A legacy of £ 50 has just been received by the Church Army under the will of the late Miss Maria Tippinge, of Davenport Hall, Congleton. The money will be devoted to the society's Labour Homes among the outcast. Mr. Robert Yerburgh, M.P., and Mrs. Yer- burgh have returned from Switzerland to Wood- fold Park, Blackburn, and go to Scotland next week. Mr. Yerburgh, our readers will rejoice to learn, has returned from the Continent in perfectly restored health. It wa& expected that Mr. J. Herbert Lewis, M.P., would be in attendance at a meeting oi the Flint Town Council last (Tuesday) evening to receive the freedom of the borough, in accor- dance with a resolution of the Council passed some time ago. Mr. Gladstone recently lost a. wealthy relative. This was Mrs. Elizabeth Gladstone, the widow of Mr. Thomas Steuart Gladstone, of Capenoch. The inventory of her personal estate has just been lodged with the Sheriff-Clerk of Dumfries- shire, and the gross value has been placed at £ 80,77a CHESTER. COMMERCIAL TRAVELLERS AND MR. YEBBOEflH, M.P.—At the quarterly meeting of the Chester and North Wales Commercial Travellers' Association, held at the Grosvenor Hotel, Chester, on Saturday evening, Mr. J. G. Hardie (president) in the chair, the following resolution was unanimously passed:—" That the hearty thanks of this association be accorded to our esteemed member, Mr. R. A. Yerburgh, M.P., for the great service he has rendered the public and the commercial body in securing the appointment of the Special Parliamentary Commission to inquire into the money-lending question." Lord Ormonde has arrived at Kilkenny Castle after a long cruise round about Norway with the Duke of Sutherland.
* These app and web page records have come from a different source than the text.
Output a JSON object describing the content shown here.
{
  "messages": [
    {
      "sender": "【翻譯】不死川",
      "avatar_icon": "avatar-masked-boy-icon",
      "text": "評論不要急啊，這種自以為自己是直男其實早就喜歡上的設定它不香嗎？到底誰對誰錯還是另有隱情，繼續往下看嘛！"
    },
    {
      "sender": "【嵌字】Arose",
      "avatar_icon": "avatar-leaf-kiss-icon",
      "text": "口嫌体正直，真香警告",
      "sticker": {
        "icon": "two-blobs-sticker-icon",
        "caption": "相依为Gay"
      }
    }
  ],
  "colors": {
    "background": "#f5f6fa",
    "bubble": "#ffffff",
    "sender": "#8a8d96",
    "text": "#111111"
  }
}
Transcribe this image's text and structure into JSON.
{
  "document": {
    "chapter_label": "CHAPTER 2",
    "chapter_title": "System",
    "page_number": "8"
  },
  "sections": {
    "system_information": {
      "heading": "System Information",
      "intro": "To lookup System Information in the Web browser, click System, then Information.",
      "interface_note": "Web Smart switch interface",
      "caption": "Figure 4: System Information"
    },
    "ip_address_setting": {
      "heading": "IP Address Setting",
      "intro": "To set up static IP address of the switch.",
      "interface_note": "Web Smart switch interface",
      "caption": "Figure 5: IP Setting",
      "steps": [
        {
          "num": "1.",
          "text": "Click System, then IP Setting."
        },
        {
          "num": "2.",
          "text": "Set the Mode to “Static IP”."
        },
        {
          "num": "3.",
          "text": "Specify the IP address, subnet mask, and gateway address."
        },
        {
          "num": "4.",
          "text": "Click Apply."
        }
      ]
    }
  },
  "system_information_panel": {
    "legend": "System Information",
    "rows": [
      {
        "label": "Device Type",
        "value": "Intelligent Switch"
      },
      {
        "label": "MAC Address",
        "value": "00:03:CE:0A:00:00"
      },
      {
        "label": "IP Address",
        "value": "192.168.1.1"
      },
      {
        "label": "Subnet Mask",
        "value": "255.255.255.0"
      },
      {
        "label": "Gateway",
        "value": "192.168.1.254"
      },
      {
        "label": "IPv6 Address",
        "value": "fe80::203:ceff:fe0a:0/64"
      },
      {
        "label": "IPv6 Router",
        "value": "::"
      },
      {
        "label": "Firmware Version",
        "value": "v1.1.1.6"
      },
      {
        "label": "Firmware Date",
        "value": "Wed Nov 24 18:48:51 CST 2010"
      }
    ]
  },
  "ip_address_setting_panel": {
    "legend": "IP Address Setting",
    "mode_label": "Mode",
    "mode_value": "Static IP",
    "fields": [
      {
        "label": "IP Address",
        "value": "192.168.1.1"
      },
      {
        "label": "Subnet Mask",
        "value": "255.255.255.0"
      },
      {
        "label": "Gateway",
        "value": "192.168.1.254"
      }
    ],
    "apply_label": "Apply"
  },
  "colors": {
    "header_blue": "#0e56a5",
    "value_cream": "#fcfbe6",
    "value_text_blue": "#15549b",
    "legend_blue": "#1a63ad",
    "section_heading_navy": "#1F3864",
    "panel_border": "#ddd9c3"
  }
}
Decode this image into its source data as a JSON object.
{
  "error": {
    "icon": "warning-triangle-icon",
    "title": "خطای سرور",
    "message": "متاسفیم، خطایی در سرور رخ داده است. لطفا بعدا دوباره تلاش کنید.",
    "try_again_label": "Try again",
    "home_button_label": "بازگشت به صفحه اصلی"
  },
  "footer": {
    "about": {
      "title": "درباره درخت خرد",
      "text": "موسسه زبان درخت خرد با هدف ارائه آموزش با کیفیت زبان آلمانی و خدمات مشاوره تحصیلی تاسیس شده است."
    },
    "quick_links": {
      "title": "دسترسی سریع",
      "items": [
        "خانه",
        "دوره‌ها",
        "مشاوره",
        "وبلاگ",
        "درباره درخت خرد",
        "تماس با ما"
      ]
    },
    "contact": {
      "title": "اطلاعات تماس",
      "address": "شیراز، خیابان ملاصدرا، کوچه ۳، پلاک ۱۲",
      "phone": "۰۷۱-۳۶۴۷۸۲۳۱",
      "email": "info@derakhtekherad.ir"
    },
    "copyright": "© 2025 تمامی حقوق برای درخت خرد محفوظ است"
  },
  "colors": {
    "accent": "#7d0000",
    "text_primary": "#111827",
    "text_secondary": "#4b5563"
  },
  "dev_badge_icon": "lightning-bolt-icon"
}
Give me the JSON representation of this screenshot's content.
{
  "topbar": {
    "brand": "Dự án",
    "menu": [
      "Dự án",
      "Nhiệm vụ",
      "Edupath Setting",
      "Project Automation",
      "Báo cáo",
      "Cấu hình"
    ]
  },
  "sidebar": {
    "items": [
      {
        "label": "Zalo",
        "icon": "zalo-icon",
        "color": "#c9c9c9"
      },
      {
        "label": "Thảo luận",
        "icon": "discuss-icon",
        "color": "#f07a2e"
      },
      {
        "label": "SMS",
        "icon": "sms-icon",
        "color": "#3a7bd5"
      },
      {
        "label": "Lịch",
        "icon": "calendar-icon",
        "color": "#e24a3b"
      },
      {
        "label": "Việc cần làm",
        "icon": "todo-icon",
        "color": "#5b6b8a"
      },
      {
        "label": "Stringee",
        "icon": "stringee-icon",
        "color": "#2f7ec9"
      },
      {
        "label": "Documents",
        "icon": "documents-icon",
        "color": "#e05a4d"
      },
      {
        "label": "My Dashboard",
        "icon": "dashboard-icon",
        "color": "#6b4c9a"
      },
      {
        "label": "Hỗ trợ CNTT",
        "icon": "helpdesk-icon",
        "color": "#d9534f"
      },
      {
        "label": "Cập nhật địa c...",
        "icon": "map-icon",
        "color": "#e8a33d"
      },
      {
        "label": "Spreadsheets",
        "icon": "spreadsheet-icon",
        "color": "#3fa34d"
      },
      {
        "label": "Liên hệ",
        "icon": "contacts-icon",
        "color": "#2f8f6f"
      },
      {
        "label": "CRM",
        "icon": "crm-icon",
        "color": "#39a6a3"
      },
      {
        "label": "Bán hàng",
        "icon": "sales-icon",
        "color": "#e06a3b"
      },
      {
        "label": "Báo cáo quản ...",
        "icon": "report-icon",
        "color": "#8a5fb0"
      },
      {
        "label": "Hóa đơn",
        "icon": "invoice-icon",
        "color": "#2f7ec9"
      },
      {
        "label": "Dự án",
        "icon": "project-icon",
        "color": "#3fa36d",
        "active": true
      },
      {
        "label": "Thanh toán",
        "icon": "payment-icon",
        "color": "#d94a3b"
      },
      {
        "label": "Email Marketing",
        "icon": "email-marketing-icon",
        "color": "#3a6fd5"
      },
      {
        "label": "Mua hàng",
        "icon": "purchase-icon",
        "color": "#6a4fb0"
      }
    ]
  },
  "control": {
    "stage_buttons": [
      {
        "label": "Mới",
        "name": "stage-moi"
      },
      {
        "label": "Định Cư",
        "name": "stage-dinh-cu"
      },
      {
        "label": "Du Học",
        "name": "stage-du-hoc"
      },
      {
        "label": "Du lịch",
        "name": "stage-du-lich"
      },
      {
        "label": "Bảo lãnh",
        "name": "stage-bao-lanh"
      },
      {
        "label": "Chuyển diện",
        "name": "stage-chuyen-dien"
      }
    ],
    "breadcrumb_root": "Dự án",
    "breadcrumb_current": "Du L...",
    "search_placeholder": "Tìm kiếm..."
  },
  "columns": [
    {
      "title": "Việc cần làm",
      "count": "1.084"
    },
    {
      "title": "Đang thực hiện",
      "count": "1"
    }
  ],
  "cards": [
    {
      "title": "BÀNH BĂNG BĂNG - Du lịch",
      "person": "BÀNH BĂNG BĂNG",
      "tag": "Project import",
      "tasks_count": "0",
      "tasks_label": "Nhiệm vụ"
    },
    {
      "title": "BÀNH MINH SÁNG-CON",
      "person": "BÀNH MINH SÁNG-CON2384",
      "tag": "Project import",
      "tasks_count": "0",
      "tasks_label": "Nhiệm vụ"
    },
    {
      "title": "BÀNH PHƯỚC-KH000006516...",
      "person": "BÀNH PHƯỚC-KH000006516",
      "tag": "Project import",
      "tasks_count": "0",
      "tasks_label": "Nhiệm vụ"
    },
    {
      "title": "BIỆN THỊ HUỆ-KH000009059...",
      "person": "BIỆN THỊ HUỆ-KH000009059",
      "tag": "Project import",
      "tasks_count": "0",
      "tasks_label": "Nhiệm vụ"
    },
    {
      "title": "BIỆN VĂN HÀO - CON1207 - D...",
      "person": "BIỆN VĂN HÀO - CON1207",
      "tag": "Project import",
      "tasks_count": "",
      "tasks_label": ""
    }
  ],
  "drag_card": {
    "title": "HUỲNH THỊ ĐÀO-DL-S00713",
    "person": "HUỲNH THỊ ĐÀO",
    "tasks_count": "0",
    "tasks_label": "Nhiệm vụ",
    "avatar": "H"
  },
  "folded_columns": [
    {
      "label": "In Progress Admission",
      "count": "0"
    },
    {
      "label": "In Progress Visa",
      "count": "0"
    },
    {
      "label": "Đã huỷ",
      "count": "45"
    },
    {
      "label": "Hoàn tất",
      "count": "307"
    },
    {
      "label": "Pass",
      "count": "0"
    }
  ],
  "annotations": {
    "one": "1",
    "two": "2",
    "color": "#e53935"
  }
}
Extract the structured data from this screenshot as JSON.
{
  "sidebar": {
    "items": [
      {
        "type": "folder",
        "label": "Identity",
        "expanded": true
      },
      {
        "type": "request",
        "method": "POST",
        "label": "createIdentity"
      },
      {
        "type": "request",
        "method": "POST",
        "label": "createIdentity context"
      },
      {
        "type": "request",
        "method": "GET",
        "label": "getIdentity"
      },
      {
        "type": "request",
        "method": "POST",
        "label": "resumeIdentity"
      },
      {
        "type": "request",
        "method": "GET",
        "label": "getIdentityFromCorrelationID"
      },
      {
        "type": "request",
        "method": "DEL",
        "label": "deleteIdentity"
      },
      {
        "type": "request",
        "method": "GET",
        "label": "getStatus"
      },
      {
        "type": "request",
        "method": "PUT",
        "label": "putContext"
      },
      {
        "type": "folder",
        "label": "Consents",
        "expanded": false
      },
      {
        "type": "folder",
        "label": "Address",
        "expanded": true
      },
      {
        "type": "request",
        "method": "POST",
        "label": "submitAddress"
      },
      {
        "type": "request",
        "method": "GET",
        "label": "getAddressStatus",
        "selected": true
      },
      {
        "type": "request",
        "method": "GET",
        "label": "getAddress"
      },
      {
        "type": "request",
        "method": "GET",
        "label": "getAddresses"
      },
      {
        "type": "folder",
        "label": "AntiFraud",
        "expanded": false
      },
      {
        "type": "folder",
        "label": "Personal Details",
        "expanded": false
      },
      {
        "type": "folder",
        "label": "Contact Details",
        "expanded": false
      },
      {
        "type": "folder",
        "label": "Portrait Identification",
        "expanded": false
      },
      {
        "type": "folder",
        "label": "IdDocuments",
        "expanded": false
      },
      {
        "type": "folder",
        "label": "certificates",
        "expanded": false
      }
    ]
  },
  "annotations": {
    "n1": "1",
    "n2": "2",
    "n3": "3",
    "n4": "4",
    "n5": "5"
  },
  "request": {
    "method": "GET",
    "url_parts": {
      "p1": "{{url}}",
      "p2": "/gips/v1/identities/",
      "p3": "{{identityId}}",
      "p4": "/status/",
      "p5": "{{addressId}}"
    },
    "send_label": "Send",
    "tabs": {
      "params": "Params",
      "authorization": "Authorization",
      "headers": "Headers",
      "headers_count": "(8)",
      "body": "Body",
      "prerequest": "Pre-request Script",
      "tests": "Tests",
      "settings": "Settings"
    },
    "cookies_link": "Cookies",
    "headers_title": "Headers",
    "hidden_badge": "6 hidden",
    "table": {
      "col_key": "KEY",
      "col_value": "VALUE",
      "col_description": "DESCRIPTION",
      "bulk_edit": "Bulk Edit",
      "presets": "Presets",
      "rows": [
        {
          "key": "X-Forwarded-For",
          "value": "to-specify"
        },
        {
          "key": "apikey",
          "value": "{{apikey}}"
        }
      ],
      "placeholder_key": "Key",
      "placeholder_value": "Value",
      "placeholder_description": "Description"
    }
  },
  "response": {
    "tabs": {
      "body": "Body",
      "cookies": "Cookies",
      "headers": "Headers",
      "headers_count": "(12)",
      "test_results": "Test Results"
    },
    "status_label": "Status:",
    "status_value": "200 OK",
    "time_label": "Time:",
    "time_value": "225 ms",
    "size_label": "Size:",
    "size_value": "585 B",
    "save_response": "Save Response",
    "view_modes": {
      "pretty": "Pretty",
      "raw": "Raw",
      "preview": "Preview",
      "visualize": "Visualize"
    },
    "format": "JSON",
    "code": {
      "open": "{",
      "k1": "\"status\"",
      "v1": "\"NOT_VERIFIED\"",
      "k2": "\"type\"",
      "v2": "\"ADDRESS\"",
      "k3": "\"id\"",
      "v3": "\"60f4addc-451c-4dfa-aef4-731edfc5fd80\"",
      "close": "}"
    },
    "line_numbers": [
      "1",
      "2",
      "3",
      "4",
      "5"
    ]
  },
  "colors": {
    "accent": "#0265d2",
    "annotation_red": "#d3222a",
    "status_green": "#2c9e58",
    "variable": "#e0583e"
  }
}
Lord and Lady Tollemacbe have left Peck- forton Castle, their place in Cheshire, to spend the shooting season at Helmingham Hall, the family seat in Suffolk. The stately old house at Helmingham, where Queen Elizabeth spent a week with Sir Lionel Tollemache in 1561, has (says to-day's World) been scarcely altered during the last three centuries. It is a quadrangular building, surrounded by terraces and a moat, which is crossed by a drawbridge. The gardens are very attractive, and the park is finely wooded. Mr. Justice Grantham has chosen the North and Soilth Wales circuit for the Autumn Assises. Prisoners only will be tried at Chester. civil business being taken at Cardiff. A marriage has been arranged, and will take place early in October, between Mr. A. Tudor Eyton, second son of Mr. Adam Eyt-on, J.P., Plasllanerchymor, near Holy well, and Miss Elsie Green, eldest daughter of the Rev. A. J. M. Green, rector of Halkyn. A marriage will shortly take place between Frank T. Wisden, son of Lieutenant-Colonel Wisden, of The Warren, Broadwater, near Worthing, and Gwendoline Mabel Lucy, youngest daughter of Mr. and Mrs. Fred Cotton, of Redebam Hall, Barstow, Surrey, and grand- daughter of the late Mr. C. B. B. Legh, of Aldington Hall, Macclesfield. SUITTDEN DEATH IN A CHESTER LOBQINO HOU&B.—Mr. E. Brassey, city coroner, has received information of the sudden death of a man naraed Thomas Joinson, a paperhanger, aged 57. The man was lodging at the Liverpool Lodging House, Lower Bridge-street, and went to bed at, half-past ten on Monday night. He woke a £ midnight and complained of pains in his chest. The landlord put a mustard plaister on decease&a chest, and Joinson said he felt relieved. He wa& found dead in bed at five o'clock yeste3day (Tuesday) morning. An inquest was held.. last night. WATKK FAMINE AT THE LACHE.—JTFR tha meeting of the Chester Rural District Council on Saturday Mr. Rowe Morris asked the clerk if he had received any reply to his letter with respect to the water supply at the LApho. Tha people in nine cottages had to carry water from pits situated half a mile itway, as they had not a spot of any kind at their houses. Five oottagea in the city boundary were j ust. iak the same fix, and he thought it was a staje. of thipgs^ that ought not to be allowed to coatlu Clerk said be had not received a.